* **ASSIGNMENT**
Without changing a single word, write out every entry.

[GIVEN INFORMATION Boundary: Start]

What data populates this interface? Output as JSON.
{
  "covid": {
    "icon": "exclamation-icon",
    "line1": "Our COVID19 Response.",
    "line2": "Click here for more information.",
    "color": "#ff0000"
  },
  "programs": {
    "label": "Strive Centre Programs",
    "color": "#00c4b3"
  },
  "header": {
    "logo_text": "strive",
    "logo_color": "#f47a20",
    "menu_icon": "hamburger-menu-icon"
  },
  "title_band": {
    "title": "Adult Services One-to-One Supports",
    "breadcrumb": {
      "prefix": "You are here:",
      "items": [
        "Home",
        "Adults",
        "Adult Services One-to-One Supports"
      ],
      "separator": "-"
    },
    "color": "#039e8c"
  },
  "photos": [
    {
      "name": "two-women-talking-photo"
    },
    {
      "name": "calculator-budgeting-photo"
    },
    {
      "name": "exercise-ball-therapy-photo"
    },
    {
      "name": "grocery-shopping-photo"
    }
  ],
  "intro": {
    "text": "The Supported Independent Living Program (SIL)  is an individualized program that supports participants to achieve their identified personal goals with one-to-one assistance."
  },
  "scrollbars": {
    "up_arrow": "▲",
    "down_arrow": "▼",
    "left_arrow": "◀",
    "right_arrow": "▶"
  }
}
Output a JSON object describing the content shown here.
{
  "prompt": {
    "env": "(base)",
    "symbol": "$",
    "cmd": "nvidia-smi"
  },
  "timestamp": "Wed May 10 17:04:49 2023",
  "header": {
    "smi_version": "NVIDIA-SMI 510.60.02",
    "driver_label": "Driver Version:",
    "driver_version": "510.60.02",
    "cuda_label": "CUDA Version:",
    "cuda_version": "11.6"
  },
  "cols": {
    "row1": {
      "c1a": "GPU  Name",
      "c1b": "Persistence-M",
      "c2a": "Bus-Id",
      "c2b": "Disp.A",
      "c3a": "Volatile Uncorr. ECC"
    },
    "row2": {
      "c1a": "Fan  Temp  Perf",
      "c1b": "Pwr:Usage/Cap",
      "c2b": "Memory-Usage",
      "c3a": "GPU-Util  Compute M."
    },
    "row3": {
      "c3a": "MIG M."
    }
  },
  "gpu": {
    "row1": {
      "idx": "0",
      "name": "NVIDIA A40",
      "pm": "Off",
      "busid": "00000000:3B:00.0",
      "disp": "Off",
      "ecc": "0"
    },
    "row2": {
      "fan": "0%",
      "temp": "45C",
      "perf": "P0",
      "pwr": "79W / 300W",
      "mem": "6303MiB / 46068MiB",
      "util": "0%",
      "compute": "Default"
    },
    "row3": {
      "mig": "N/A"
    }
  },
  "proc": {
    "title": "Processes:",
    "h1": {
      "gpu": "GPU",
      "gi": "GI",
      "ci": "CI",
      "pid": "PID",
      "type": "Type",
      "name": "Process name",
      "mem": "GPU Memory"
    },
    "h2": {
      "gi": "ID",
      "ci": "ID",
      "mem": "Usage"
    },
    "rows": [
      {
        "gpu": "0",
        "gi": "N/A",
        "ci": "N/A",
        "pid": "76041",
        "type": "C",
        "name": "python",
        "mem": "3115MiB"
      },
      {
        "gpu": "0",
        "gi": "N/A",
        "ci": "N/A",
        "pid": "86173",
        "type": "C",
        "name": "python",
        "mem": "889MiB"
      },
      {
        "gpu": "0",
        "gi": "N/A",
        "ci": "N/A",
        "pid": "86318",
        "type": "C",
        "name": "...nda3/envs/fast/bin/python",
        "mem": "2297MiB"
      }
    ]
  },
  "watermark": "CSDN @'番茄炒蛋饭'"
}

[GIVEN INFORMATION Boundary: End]

* **REPLY TO THE TASK**
What data populates this interface? Output as JSON.
{
  "covid": {
    "icon": "exclamation-icon",
    "line1": "Our COVID19 Response.",
    "line2": "Click here for more information.",
    "color": "#ff0000"
  },
  "programs": {
    "label": "Strive Centre Programs",
    "color": "#00c4b3"
  },
  "header": {
    "logo_text": "strive",
    "logo_color": "#f47a20",
    "menu_icon": "hamburger-menu-icon"
  },
  "title_band": {
    "title": "Adult Services One-to-One Supports",
    "breadcrumb": {
      "prefix": "You are here:",
      "items": [
        "Home",
        "Adults",
        "Adult Services One-to-One Supports"
      ],
      "separator": "-"
    },
    "color": "#039e8c"
  },
  "photos": [
    {
      "name": "two-women-talking-photo"
    },
    {
      "name": "calculator-budgeting-photo"
    },
    {
      "name": "exercise-ball-therapy-photo"
    },
    {
      "name": "grocery-shopping-photo"
    }
  ],
  "intro": {
    "text": "The Supported Independent Living Program (SIL)  is an individualized program that supports participants to achieve their identified personal goals with one-to-one assistance."
  },
  "scrollbars": {
    "up_arrow": "▲",
    "down_arrow": "▼",
    "left_arrow": "◀",
    "right_arrow": "▶"
  }
}
Output a JSON object describing the content shown here.
{
  "prompt": {
    "env": "(base)",
    "symbol": "$",
    "cmd": "nvidia-smi"
  },
  "timestamp": "Wed May 10 17:04:49 2023",
  "header": {
    "smi_version": "NVIDIA-SMI 510.60.02",
    "driver_label": "Driver Version:",
    "driver_version": "510.60.02",
    "cuda_label": "CUDA Version:",
    "cuda_version": "11.6"
  },
  "cols": {
    "row1": {
      "c1a": "GPU  Name",
      "c1b": "Persistence-M",
      "c2a": "Bus-Id",
      "c2b": "Disp.A",
      "c3a": "Volatile Uncorr. ECC"
    },
    "row2": {
      "c1a": "Fan  Temp  Perf",
      "c1b": "Pwr:Usage/Cap",
      "c2b": "Memory-Usage",
      "c3a": "GPU-Util  Compute M."
    },
    "row3": {
      "c3a": "MIG M."
    }
  },
  "gpu": {
    "row1": {
      "idx": "0",
      "name": "NVIDIA A40",
      "pm": "Off",
      "busid": "00000000:3B:00.0",
      "disp": "Off",
      "ecc": "0"
    },
    "row2": {
      "fan": "0%",
      "temp": "45C",
      "perf": "P0",
      "pwr": "79W / 300W",
      "mem": "6303MiB / 46068MiB",
      "util": "0%",
      "compute": "Default"
    },
    "row3": {
      "mig": "N/A"
    }
  },
  "proc": {
    "title": "Processes:",
    "h1": {
      "gpu": "GPU",
      "gi": "GI",
      "ci": "CI",
      "pid": "PID",
      "type": "Type",
      "name": "Process name",
      "mem": "GPU Memory"
    },
    "h2": {
      "gi": "ID",
      "ci": "ID",
      "mem": "Usage"
    },
    "rows": [
      {
        "gpu": "0",
        "gi": "N/A",
        "ci": "N/A",
        "pid": "76041",
        "type": "C",
        "name": "python",
        "mem": "3115MiB"
      },
      {
        "gpu": "0",
        "gi": "N/A",
        "ci": "N/A",
        "pid": "86173",
        "type": "C",
        "name": "python",
        "mem": "889MiB"
      },
      {
        "gpu": "0",
        "gi": "N/A",
        "ci": "N/A",
        "pid": "86318",
        "type": "C",
        "name": "...nda3/envs/fast/bin/python",
        "mem": "2297MiB"
      }
    ]
  },
  "watermark": "CSDN @'番茄炒蛋饭'"
}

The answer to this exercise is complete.